The effort will help caseworkers recognize and better understand the mental health impacts of the trauma the children have experienced, said Jeff Folsom with the UM Center.
Dr. Eric Arzubi, a child and adolescent psychiatrist with Billings Clinic, offered to provide Project ECHO’s video platform and access to national experts to the state agency, Hogan said.
“I’m just really grateful that we’re able to have this level of expertise in the child protection services system,” Hogan said.
The first 90-minute session was held in February, and more than 100 people joined the second session Thursday, she said.
“It’s key that we understand clinically what might be happening with children who have experienced trauma,” Mariela Herrera, a child and adolescent psychiatrist at Billings Clinic, said in a statement. “By sharing information and ideas we’ll be able to provide valuable clinical insight that could help more children stay home and out of foster care, or help expedite getting those in foster care home more quickly. We may also be able to identify gaps in the child protection system.”
The program’s effectiveness will be evaluated after six months, Hogan said.

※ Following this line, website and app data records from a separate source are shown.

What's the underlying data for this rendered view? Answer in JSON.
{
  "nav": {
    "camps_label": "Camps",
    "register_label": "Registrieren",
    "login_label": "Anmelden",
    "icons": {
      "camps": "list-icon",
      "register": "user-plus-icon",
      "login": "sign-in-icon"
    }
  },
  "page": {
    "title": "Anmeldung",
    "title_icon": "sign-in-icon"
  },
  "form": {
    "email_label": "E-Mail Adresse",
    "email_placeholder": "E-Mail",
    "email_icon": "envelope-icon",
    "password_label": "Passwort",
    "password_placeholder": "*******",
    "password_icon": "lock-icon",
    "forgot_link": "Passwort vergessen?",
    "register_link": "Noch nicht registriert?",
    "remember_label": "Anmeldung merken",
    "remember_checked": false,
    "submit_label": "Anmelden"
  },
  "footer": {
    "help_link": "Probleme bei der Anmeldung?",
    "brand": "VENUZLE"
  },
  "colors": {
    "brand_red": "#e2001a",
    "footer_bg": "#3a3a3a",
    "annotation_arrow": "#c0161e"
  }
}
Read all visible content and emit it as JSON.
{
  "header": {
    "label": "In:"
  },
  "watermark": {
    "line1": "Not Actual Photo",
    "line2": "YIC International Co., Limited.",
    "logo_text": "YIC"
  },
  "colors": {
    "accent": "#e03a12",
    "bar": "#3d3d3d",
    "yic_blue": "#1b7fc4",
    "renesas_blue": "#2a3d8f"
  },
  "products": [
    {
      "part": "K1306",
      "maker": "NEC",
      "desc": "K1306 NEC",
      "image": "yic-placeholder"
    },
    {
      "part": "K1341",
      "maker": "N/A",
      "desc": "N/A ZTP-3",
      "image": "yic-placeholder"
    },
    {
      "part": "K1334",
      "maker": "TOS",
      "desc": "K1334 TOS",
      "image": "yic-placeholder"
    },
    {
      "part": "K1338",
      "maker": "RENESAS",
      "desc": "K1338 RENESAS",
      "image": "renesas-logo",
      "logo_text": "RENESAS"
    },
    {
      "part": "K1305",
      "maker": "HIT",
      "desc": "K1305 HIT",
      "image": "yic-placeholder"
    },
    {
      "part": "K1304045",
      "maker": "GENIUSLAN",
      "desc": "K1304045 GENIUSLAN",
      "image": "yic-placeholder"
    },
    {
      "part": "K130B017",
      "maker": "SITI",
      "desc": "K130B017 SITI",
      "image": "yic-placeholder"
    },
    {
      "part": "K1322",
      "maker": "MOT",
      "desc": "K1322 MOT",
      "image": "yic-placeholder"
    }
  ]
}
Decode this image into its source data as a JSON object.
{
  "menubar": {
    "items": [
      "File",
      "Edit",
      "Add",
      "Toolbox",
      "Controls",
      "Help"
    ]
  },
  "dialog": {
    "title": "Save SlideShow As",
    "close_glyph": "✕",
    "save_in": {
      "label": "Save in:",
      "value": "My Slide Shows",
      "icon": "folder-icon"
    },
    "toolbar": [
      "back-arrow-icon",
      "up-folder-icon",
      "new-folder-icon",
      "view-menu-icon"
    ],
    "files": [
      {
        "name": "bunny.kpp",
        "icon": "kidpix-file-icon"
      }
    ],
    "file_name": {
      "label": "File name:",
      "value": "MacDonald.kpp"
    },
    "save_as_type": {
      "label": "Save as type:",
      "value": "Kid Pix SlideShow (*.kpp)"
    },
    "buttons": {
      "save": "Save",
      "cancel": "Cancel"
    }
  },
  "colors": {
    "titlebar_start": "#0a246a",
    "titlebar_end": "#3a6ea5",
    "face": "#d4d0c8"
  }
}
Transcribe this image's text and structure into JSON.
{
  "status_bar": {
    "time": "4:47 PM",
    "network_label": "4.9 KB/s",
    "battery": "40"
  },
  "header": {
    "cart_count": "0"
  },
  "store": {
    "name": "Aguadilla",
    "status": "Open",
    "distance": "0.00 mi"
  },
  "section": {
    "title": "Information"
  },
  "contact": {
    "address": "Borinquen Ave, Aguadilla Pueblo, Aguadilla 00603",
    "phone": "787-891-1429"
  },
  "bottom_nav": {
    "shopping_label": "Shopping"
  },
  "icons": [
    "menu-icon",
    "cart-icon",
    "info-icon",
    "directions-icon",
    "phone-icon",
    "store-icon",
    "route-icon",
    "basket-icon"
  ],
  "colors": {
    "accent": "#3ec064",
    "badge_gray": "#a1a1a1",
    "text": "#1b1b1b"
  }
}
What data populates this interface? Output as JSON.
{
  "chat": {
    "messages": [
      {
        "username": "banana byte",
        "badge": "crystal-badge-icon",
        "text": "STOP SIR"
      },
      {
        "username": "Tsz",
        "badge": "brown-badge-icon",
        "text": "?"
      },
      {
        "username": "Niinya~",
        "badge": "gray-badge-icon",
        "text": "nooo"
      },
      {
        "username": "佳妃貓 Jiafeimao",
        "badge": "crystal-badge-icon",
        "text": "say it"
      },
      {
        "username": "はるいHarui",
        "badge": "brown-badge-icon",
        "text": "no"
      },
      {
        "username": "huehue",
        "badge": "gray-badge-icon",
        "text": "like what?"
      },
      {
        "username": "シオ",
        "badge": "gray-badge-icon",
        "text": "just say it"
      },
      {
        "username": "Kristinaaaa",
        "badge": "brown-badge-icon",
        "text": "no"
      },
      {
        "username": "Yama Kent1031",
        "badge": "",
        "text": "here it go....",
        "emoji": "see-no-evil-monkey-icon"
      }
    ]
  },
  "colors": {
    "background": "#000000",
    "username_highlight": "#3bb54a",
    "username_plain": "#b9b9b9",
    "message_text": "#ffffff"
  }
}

Project ECHO also offers video conferences for providers statewide on topics such as addictions treatment within the Department of Corrections, opioid addiction treatment and mental health treatment.